Williams was born in Dallas, Texas, and grew up in the Pacific Northwest, attending Shorecrest High School near Seattle, Washington. His parents were both entrepreneurs: his father starting radio stations, including KUBE 93.3 in Seattle and his mother starting Lake Forest Park Montessori in North Seattle. Williams attended the University of Arizona, earning a B.S. in Business - Entrepreneurship in three years.
In 1996 Williams and high-school friend Sky Kruse co-founded Seattle-based LiveBid.com, a proprietary software site that partnered with traditional auction houses to stream their events online, allowing Internet bidders to participate in bidding. The firm was acquired by Amazon.com in 1999.
Williams remained at Amazon.com until 2010, he occupied several executive roles, including General Manager of Payments, General Manager for WebStore, Director of Community and Gifts, and Director of Live Auctions. He was responsible for early iterations of various web products, including Amazon.com's Selling on Amazon and WebStore by Amazon,.

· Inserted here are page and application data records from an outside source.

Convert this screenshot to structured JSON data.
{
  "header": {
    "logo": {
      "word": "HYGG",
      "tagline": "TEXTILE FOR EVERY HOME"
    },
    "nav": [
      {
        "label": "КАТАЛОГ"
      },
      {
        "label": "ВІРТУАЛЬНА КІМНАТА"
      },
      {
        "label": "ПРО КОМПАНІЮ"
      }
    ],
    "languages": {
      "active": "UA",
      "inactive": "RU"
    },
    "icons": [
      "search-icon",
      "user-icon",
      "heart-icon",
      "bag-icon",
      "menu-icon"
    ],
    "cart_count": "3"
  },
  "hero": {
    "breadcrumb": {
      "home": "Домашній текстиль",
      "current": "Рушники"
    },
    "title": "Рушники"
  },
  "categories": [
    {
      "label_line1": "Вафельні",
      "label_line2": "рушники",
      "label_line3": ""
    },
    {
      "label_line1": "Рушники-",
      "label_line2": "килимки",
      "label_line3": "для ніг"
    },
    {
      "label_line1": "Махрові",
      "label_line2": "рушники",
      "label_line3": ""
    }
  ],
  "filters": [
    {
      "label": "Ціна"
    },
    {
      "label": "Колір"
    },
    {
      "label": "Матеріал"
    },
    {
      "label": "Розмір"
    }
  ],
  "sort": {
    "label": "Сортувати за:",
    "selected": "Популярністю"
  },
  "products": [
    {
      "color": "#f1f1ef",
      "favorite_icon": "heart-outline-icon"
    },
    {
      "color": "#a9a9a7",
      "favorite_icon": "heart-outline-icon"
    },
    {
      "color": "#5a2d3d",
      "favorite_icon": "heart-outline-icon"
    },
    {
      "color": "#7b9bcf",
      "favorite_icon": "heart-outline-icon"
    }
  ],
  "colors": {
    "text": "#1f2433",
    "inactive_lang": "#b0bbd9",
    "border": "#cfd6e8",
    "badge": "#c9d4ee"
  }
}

In 2001 Williams initiated a partnership between Amazon.com and the Annual Today Show Holiday Drive, a project of the Today Show Charitable Foundation, Inc. The partnership allowed Amazon.com customers to select and purchase a wish list of toy products for needy children from the site, .
In September 2010, Williams became CEO of social news aggregator Digg.com. He inherited a number of challenges: the technically marred release of site redesign Digg v4 had resulted in a decline in customer usage and an alienation of the site's core audience; at the same time, changes in the internet milieu - most particularly Google's search algorithm - had made Digg's news aggregation model less relevant. After the departure of former CEO Jay Adelson, founder Kevin Rose had run the company, making Williams the company's third CEO within a span of months.
During Williams' tenure, the firm's metrics began to rebound. Site engagement increased significantly: Diggs and time on site by 20%, the total number of comments submitted per day by 50%. Despite this, the company's burn rate remained high, resulting in layoffs of 40% of staff and cuts in operational costs in order to approach cash flow positive in 2011.
In July 2012, Williams completed the sale of Digg in three parts: some staff members were transferred to The Washington Post's SocialCode project for $12 million, a suite of patents were sold to LinkedIn for $4 million, while the Digg brand and website was sold to Betaworks for stock plus cash, including at least $500,000 in the form of cash.
In mid-2013 Williams became CEO of Internet startup Pro.com, a home services marketplace where users receive instant price estimates from home professionals and schedule appointments online.
In 2012 Williams became Entrepreneur in Residence at the venture capital firm Andreessen Horowitz. Williams is a Member of the Board of Directors for SmartThings.